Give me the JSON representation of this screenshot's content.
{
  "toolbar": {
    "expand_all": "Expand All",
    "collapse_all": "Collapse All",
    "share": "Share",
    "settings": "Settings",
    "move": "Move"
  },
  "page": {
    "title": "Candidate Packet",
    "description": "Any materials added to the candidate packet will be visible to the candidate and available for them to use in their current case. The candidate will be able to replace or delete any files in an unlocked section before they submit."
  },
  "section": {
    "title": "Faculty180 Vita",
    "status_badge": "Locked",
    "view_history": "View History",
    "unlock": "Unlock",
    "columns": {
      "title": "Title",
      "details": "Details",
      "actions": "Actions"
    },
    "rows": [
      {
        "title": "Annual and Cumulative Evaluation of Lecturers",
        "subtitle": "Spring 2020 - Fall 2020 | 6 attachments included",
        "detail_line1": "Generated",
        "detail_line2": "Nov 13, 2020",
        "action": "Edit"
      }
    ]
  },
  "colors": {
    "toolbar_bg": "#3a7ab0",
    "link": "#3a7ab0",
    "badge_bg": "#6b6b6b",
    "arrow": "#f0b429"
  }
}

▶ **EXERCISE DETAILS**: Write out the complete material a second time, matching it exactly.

▶ **REPLY TO THE TASK**:
Give me the JSON representation of this screenshot's content.
{
  "toolbar": {
    "expand_all": "Expand All",
    "collapse_all": "Collapse All",
    "share": "Share",
    "settings": "Settings",
    "move": "Move"
  },
  "page": {
    "title": "Candidate Packet",
    "description": "Any materials added to the candidate packet will be visible to the candidate and available for them to use in their current case. The candidate will be able to replace or delete any files in an unlocked section before they submit."
  },
  "section": {
    "title": "Faculty180 Vita",
    "status_badge": "Locked",
    "view_history": "View History",
    "unlock": "Unlock",
    "columns": {
      "title": "Title",
      "details": "Details",
      "actions": "Actions"
    },
    "rows": [
      {
        "title": "Annual and Cumulative Evaluation of Lecturers",
        "subtitle": "Spring 2020 - Fall 2020 | 6 attachments included",
        "detail_line1": "Generated",
        "detail_line2": "Nov 13, 2020",
        "action": "Edit"
      }
    ]
  },
  "colors": {
    "toolbar_bg": "#3a7ab0",
    "link": "#3a7ab0",
    "badge_bg": "#6b6b6b",
    "arrow": "#f0b429"
  }
}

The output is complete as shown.